## Exercise objective
All of the data must be printed exactly; please include every line.

(Beginning of Recorded information)

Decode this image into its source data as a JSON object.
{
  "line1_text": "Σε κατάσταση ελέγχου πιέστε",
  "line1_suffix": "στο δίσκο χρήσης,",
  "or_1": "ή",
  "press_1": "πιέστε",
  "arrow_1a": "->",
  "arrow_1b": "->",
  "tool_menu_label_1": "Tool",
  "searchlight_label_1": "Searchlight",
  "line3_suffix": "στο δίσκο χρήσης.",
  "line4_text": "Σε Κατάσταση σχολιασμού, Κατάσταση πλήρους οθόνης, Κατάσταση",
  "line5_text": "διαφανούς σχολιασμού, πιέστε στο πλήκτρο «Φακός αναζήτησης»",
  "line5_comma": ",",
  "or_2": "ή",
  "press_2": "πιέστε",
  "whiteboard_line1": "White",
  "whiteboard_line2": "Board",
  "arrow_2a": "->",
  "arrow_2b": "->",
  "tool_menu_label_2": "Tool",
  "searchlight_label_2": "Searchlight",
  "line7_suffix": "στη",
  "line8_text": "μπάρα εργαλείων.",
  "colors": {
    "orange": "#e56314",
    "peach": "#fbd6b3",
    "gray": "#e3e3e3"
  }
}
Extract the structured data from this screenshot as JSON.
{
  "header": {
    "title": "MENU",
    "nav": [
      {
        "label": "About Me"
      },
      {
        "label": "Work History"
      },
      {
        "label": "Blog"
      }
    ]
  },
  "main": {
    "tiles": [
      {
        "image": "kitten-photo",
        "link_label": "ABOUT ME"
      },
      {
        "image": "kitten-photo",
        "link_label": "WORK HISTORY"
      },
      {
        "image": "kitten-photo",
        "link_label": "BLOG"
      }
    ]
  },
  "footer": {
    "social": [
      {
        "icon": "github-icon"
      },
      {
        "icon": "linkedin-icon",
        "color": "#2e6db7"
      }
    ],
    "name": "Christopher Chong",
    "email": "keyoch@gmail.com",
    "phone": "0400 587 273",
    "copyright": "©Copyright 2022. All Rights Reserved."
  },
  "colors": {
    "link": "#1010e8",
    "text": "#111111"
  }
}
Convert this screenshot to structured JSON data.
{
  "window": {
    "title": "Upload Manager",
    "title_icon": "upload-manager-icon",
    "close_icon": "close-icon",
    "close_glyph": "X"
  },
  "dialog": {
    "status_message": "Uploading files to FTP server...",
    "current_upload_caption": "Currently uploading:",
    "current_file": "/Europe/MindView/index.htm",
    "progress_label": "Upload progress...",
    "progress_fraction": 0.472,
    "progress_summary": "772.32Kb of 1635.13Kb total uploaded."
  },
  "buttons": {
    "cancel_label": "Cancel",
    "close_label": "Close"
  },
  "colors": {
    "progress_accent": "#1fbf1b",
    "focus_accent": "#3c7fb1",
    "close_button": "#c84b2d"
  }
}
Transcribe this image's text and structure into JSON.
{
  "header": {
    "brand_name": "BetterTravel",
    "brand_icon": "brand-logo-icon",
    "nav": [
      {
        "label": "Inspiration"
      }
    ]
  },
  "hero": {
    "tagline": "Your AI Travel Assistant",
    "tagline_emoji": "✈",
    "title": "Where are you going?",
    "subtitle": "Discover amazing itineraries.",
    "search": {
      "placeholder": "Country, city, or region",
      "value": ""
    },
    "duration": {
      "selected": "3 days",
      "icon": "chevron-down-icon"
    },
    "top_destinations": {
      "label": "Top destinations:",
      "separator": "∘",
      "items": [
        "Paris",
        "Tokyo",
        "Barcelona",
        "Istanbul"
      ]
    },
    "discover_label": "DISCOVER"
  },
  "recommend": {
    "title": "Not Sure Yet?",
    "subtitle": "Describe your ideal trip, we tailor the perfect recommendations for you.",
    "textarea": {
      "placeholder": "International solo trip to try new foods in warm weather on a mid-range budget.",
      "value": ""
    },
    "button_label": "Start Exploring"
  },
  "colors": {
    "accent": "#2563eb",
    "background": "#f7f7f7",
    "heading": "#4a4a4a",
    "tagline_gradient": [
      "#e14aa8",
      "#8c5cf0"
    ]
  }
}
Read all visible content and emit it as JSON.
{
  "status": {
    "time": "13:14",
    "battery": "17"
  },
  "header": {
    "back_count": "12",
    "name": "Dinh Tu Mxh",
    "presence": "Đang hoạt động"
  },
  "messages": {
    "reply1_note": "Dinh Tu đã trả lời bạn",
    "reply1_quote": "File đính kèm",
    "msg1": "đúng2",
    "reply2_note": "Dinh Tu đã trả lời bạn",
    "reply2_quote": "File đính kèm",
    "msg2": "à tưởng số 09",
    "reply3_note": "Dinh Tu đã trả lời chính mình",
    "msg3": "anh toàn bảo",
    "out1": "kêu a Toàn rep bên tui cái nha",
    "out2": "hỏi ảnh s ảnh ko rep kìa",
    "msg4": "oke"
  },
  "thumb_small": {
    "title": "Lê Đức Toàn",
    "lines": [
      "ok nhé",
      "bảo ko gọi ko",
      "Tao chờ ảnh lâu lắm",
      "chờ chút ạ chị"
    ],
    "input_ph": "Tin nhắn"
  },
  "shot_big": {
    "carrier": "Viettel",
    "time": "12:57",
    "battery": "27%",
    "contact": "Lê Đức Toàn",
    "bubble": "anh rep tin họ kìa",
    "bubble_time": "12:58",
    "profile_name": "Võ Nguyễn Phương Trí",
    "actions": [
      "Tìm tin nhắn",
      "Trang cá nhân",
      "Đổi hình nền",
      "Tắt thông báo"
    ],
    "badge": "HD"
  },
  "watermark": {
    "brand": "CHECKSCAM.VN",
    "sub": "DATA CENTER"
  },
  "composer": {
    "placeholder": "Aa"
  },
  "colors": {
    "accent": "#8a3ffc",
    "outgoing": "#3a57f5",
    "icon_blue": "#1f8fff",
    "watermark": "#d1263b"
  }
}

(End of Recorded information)

## Response to this exercise
Decode this image into its source data as a JSON object.
{
  "line1_text": "Σε κατάσταση ελέγχου πιέστε",
  "line1_suffix": "στο δίσκο χρήσης,",
  "or_1": "ή",
  "press_1": "πιέστε",
  "arrow_1a": "->",
  "arrow_1b": "->",
  "tool_menu_label_1": "Tool",
  "searchlight_label_1": "Searchlight",
  "line3_suffix": "στο δίσκο χρήσης.",
  "line4_text": "Σε Κατάσταση σχολιασμού, Κατάσταση πλήρους οθόνης, Κατάσταση",
  "line5_text": "διαφανούς σχολιασμού, πιέστε στο πλήκτρο «Φακός αναζήτησης»",
  "line5_comma": ",",
  "or_2": "ή",
  "press_2": "πιέστε",
  "whiteboard_line1": "White",
  "whiteboard_line2": "Board",
  "arrow_2a": "->",
  "arrow_2b": "->",
  "tool_menu_label_2": "Tool",
  "searchlight_label_2": "Searchlight",
  "line7_suffix": "στη",
  "line8_text": "μπάρα εργαλείων.",
  "colors": {
    "orange": "#e56314",
    "peach": "#fbd6b3",
    "gray": "#e3e3e3"
  }
}
Extract the structured data from this screenshot as JSON.
{
  "header": {
    "title": "MENU",
    "nav": [
      {
        "label": "About Me"
      },
      {
        "label": "Work History"
      },
      {
        "label": "Blog"
      }
    ]
  },
  "main": {
    "tiles": [
      {
        "image": "kitten-photo",
        "link_label": "ABOUT ME"
      },
      {
        "image": "kitten-photo",
        "link_label": "WORK HISTORY"
      },
      {
        "image": "kitten-photo",
        "link_label": "BLOG"
      }
    ]
  },
  "footer": {
    "social": [
      {
        "icon": "github-icon"
      },
      {
        "icon": "linkedin-icon",
        "color": "#2e6db7"
      }
    ],
    "name": "Christopher Chong",
    "email": "keyoch@gmail.com",
    "phone": "0400 587 273",
    "copyright": "©Copyright 2022. All Rights Reserved."
  },
  "colors": {
    "link": "#1010e8",
    "text": "#111111"
  }
}
Convert this screenshot to structured JSON data.
{
  "window": {
    "title": "Upload Manager",
    "title_icon": "upload-manager-icon",
    "close_icon": "close-icon",
    "close_glyph": "X"
  },
  "dialog": {
    "status_message": "Uploading files to FTP server...",
    "current_upload_caption": "Currently uploading:",
    "current_file": "/Europe/MindView/index.htm",
    "progress_label": "Upload progress...",
    "progress_fraction": 0.472,
    "progress_summary": "772.32Kb of 1635.13Kb total uploaded."
  },
  "buttons": {
    "cancel_label": "Cancel",
    "close_label": "Close"
  },
  "colors": {
    "progress_accent": "#1fbf1b",
    "focus_accent": "#3c7fb1",
    "close_button": "#c84b2d"
  }
}
Transcribe this image's text and structure into JSON.
{
  "header": {
    "brand_name": "BetterTravel",
    "brand_icon": "brand-logo-icon",
    "nav": [
      {
        "label": "Inspiration"
      }
    ]
  },
  "hero": {
    "tagline": "Your AI Travel Assistant",
    "tagline_emoji": "✈",
    "title": "Where are you going?",
    "subtitle": "Discover amazing itineraries.",
    "search": {
      "placeholder": "Country, city, or region",
      "value": ""
    },
    "duration": {
      "selected": "3 days",
      "icon": "chevron-down-icon"
    },
    "top_destinations": {
      "label": "Top destinations:",
      "separator": "∘",
      "items": [
        "Paris",
        "Tokyo",
        "Barcelona",
        "Istanbul"
      ]
    },
    "discover_label": "DISCOVER"
  },
  "recommend": {
    "title": "Not Sure Yet?",
    "subtitle": "Describe your ideal trip, we tailor the perfect recommendations for you.",
    "textarea": {
      "placeholder": "International solo trip to try new foods in warm weather on a mid-range budget.",
      "value": ""
    },
    "button_label": "Start Exploring"
  },
  "colors": {
    "accent": "#2563eb",
    "background": "#f7f7f7",
    "heading": "#4a4a4a",
    "tagline_gradient": [
      "#e14aa8",
      "#8c5cf0"
    ]
  }
}
Read all visible content and emit it as JSON.
{
  "status": {
    "time": "13:14",
    "battery": "17"
  },
  "header": {
    "back_count": "12",
    "name": "Dinh Tu Mxh",
    "presence": "Đang hoạt động"
  },
  "messages": {
    "reply1_note": "Dinh Tu đã trả lời bạn",
    "reply1_quote": "File đính kèm",
    "msg1": "đúng2",
    "reply2_note": "Dinh Tu đã trả lời bạn",
    "reply2_quote": "File đính kèm",
    "msg2": "à tưởng số 09",
    "reply3_note": "Dinh Tu đã trả lời chính mình",
    "msg3": "anh toàn bảo",
    "out1": "kêu a Toàn rep bên tui cái nha",
    "out2": "hỏi ảnh s ảnh ko rep kìa",
    "msg4": "oke"
  },
  "thumb_small": {
    "title": "Lê Đức Toàn",
    "lines": [
      "ok nhé",
      "bảo ko gọi ko",
      "Tao chờ ảnh lâu lắm",
      "chờ chút ạ chị"
    ],
    "input_ph": "Tin nhắn"
  },
  "shot_big": {
    "carrier": "Viettel",
    "time": "12:57",
    "battery": "27%",
    "contact": "Lê Đức Toàn",
    "bubble": "anh rep tin họ kìa",
    "bubble_time": "12:58",
    "profile_name": "Võ Nguyễn Phương Trí",
    "actions": [
      "Tìm tin nhắn",
      "Trang cá nhân",
      "Đổi hình nền",
      "Tắt thông báo"
    ],
    "badge": "HD"
  },
  "watermark": {
    "brand": "CHECKSCAM.VN",
    "sub": "DATA CENTER"
  },
  "composer": {
    "placeholder": "Aa"
  },
  "colors": {
    "accent": "#8a3ffc",
    "outgoing": "#3a57f5",
    "icon_blue": "#1f8fff",
    "watermark": "#d1263b"
  }
}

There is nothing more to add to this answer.